"If you hit it hard enough," Lloyd said two days before the final, "and if you hit it in the right place, there aren't many goalies who can stop it."

Lloyd's creativity, quickness and spark turned a dull U.S. attack into something startling. She is the first American ever to score in four straight World Cup matches.

"It's crazy," said Glenn Crooks, Lloyd's former coach at Rutgers. "She's 32, and she's still getting better."

And backing her up was a midfield and defense that suffocated opponents almost without fail. The Americans' shutout streak ended Sunday at 540 minutes – the equivalent of six full matches – but it was every bit as important and historic as Lloyd's tournament.

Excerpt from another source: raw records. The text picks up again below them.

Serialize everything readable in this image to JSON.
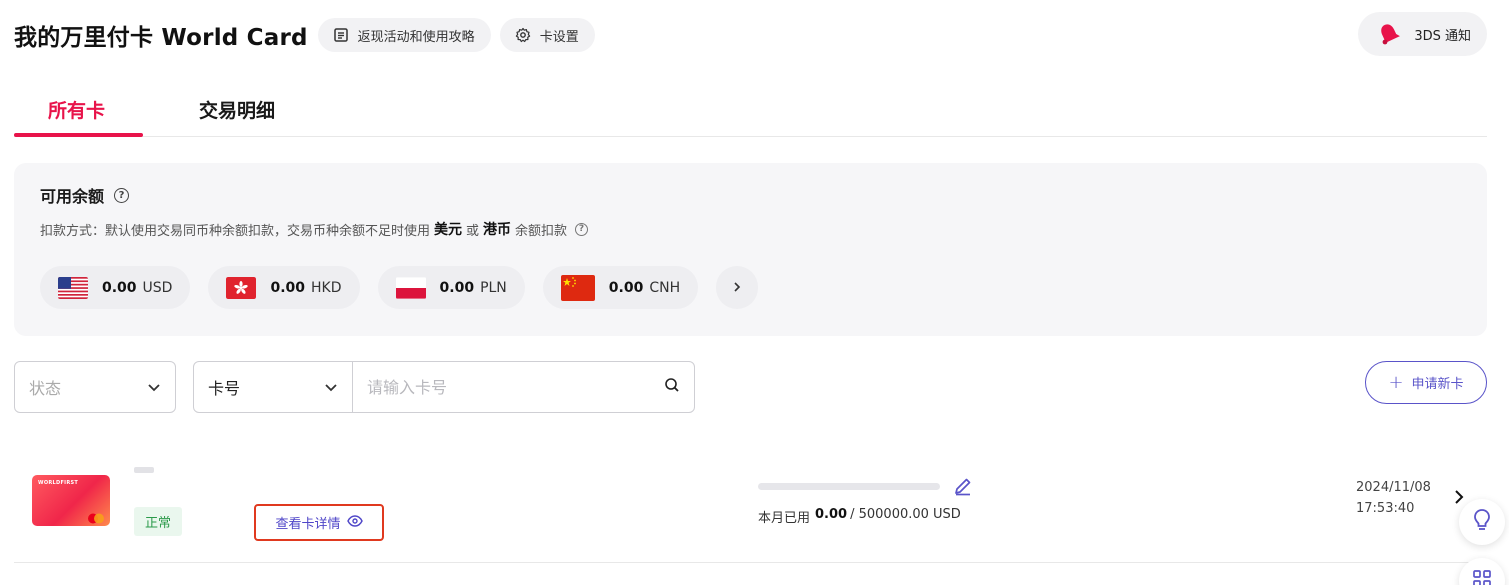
{
  "header": {
    "title": "我的万里付卡 World Card",
    "rebate_label": "返现活动和使用攻略",
    "settings_label": "卡设置",
    "notify_label": "3DS 通知"
  },
  "tabs": [
    {
      "label": "所有卡",
      "active": true
    },
    {
      "label": "交易明细",
      "active": false
    }
  ],
  "balance": {
    "title": "可用余额",
    "deduct_prefix": "扣款方式：默认使用交易同币种余额扣款，交易币种余额不足时使用",
    "deduct_cur1": "美元",
    "deduct_or": "或",
    "deduct_cur2": "港币",
    "deduct_suffix": "余额扣款",
    "currencies": [
      {
        "amount": "0.00",
        "code": "USD",
        "flag": "us-flag"
      },
      {
        "amount": "0.00",
        "code": "HKD",
        "flag": "hk-flag"
      },
      {
        "amount": "0.00",
        "code": "PLN",
        "flag": "pl-flag"
      },
      {
        "amount": "0.00",
        "code": "CNH",
        "flag": "cn-flag"
      }
    ]
  },
  "filters": {
    "status_placeholder": "状态",
    "type_value": "卡号",
    "search_placeholder": "请输入卡号"
  },
  "apply_button": {
    "label": "申请新卡"
  },
  "card": {
    "brand": "WORLDFIRST",
    "status": "正常",
    "detail_link": "查看卡详情",
    "usage_label": "本月已用",
    "usage_amount": "0.00",
    "usage_limit": "/ 500000.00 USD",
    "usage_fraction": 0,
    "date": "2024/11/08",
    "time": "17:53:40"
  },
  "colors": {
    "accent": "#e8134a",
    "link": "#4f46c8",
    "status_green": "#2b9a4a",
    "highlight_border": "#e0391f"
  }
}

A sweet signature moment came late in the match, when Abby Wambach subbed in and Lloyd took off her captain's armband and placed it on the U.S. legend. It was a gesture of gratitude from America's new sweetheart to a star who has carried the women's soccer torch for many years.

"I wanted to," Lloyd said. "I felt she deserved it."